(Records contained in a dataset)
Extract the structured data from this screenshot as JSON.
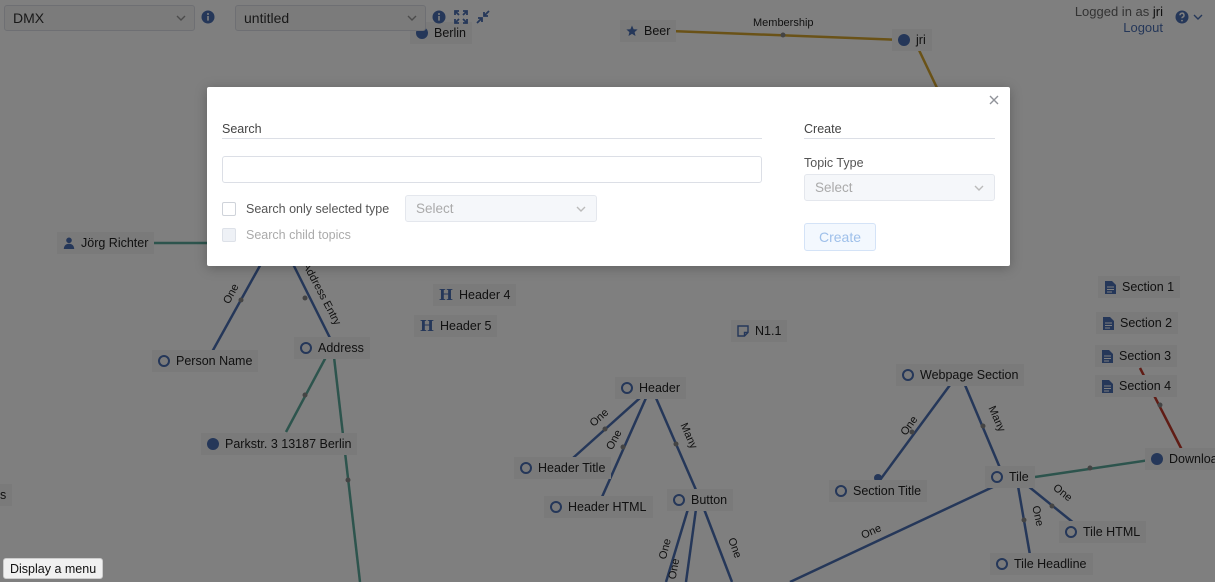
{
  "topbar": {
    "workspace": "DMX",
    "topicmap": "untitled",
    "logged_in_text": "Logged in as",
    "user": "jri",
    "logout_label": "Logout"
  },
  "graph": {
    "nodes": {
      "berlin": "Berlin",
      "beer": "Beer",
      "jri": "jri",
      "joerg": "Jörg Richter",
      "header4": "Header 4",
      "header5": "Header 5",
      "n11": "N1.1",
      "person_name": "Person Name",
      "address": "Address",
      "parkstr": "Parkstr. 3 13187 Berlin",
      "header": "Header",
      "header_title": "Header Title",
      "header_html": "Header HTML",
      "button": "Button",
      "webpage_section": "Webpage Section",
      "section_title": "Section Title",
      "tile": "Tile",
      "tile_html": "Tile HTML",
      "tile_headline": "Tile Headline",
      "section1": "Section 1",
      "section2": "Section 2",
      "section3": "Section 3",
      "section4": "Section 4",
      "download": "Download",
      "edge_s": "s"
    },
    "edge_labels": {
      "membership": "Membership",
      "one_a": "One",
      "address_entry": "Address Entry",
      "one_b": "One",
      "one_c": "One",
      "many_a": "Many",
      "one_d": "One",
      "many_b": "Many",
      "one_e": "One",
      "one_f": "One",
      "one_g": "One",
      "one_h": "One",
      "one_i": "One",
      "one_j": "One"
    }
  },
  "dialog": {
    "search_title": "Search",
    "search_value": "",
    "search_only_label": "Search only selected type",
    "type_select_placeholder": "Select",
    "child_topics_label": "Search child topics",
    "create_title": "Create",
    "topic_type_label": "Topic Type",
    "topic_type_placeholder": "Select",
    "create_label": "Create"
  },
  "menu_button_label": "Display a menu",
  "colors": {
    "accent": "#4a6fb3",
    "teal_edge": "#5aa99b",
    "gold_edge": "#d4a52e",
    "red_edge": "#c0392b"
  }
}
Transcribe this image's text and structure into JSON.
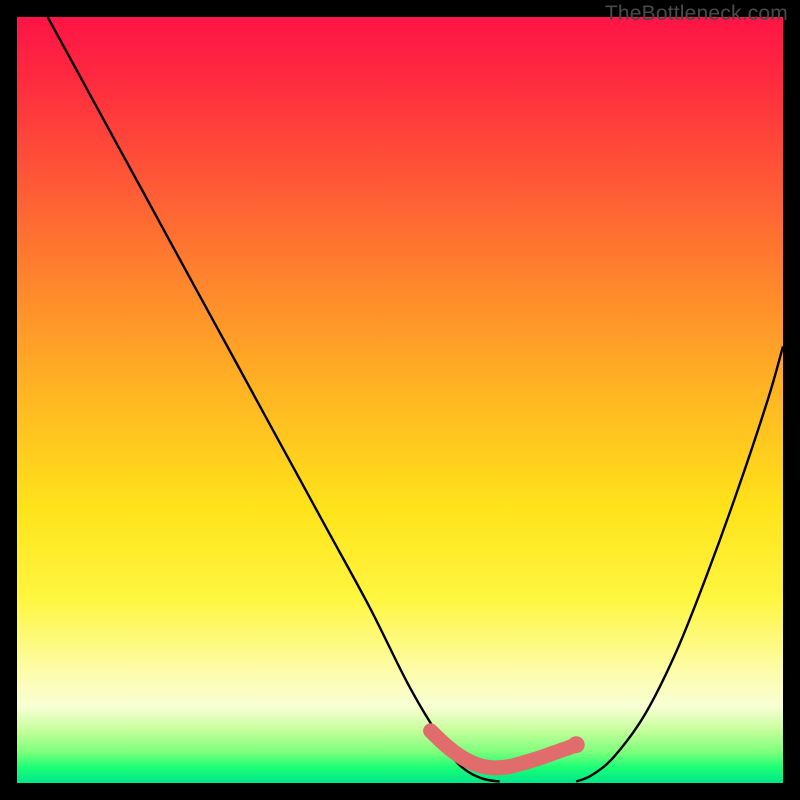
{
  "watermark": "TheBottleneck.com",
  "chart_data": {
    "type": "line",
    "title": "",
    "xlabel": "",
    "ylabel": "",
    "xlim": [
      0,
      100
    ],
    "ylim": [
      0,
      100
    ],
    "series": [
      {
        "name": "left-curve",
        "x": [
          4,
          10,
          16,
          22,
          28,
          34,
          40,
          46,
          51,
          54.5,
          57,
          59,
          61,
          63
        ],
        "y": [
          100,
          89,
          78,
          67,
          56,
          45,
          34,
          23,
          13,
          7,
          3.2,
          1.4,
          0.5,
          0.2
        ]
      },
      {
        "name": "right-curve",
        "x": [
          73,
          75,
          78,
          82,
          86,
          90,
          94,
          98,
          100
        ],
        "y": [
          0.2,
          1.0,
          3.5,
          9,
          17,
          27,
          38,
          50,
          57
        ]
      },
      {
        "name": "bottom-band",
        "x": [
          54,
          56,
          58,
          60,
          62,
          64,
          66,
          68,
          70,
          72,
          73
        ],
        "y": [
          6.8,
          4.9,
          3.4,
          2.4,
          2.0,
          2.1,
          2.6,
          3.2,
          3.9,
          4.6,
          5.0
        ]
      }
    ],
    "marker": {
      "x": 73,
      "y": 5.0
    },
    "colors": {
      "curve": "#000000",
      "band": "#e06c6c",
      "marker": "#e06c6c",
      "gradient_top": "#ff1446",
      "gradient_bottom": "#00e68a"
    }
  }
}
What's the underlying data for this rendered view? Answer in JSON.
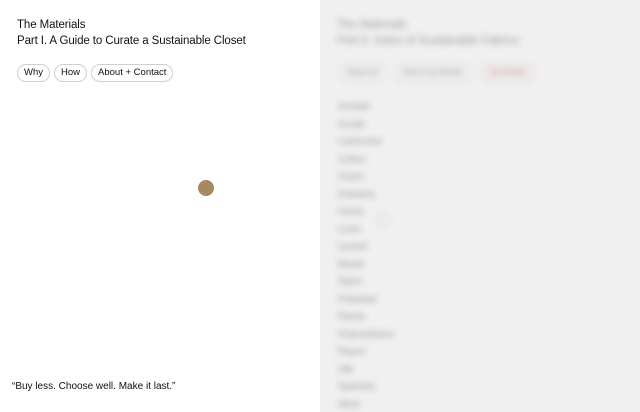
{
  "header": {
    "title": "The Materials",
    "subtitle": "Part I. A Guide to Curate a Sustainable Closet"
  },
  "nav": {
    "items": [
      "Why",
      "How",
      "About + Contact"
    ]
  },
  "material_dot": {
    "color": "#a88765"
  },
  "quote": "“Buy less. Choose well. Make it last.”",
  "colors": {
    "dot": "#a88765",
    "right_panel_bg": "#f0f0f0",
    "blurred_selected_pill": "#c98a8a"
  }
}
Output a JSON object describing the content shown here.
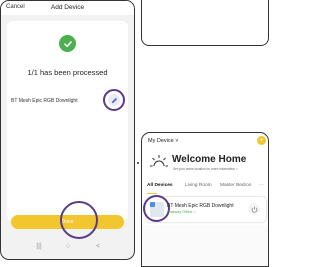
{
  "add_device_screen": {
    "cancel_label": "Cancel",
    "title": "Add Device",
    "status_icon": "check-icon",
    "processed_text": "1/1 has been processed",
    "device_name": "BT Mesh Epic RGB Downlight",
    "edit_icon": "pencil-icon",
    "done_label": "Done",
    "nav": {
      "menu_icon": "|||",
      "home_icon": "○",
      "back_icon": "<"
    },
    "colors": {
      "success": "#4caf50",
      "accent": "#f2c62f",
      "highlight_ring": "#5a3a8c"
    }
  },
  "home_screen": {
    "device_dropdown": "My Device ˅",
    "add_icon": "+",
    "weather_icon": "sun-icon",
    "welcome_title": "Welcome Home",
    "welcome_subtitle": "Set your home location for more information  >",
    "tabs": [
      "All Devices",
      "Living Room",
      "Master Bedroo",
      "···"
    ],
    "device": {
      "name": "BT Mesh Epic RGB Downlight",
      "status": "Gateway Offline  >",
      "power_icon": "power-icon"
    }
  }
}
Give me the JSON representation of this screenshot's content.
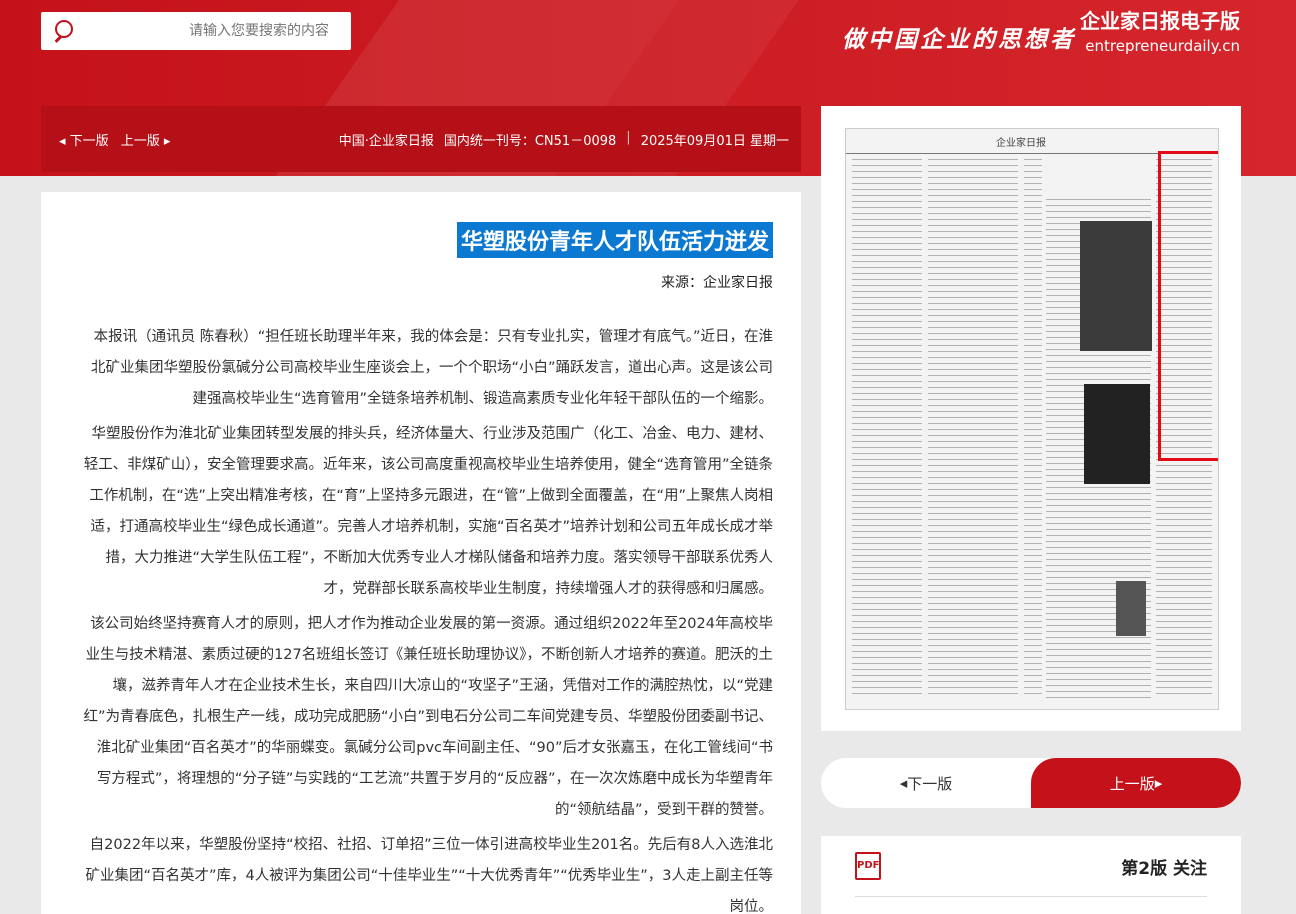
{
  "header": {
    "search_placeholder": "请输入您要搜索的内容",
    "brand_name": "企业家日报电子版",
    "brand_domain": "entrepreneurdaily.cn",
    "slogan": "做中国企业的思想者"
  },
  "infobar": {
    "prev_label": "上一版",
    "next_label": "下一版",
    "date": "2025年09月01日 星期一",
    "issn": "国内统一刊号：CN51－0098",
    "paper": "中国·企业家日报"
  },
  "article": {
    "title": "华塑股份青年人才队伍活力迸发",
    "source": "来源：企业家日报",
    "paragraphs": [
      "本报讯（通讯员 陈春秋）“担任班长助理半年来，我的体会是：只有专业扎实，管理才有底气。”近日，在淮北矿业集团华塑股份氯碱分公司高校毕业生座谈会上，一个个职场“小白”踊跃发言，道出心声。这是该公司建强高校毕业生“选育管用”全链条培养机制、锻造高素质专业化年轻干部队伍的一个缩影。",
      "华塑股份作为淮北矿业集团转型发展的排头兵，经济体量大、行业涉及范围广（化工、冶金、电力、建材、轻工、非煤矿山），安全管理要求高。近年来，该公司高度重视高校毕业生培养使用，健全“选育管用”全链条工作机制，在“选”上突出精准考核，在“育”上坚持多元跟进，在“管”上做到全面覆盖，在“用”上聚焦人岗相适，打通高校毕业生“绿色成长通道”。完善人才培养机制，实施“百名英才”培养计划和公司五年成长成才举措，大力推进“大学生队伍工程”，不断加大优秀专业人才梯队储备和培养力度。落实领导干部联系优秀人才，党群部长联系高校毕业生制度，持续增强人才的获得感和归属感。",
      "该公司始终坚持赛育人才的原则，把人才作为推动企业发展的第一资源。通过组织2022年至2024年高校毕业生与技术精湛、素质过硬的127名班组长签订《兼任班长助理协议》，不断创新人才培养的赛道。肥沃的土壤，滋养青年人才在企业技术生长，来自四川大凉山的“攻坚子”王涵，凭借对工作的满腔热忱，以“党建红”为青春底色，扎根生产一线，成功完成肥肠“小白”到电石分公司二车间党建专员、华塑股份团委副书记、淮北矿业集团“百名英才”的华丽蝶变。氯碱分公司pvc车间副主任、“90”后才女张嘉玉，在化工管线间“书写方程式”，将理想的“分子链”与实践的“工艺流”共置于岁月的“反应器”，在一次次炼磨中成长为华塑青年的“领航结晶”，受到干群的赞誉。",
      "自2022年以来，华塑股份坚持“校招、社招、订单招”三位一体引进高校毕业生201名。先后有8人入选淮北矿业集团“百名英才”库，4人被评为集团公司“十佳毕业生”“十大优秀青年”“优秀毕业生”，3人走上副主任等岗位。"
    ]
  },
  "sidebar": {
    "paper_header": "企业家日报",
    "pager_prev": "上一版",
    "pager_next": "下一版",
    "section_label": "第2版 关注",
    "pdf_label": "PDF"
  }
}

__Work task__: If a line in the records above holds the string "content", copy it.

__Answer below__:
Output a JSON object describing the content shown here.
Give me the JSON representation of this screenshot's content.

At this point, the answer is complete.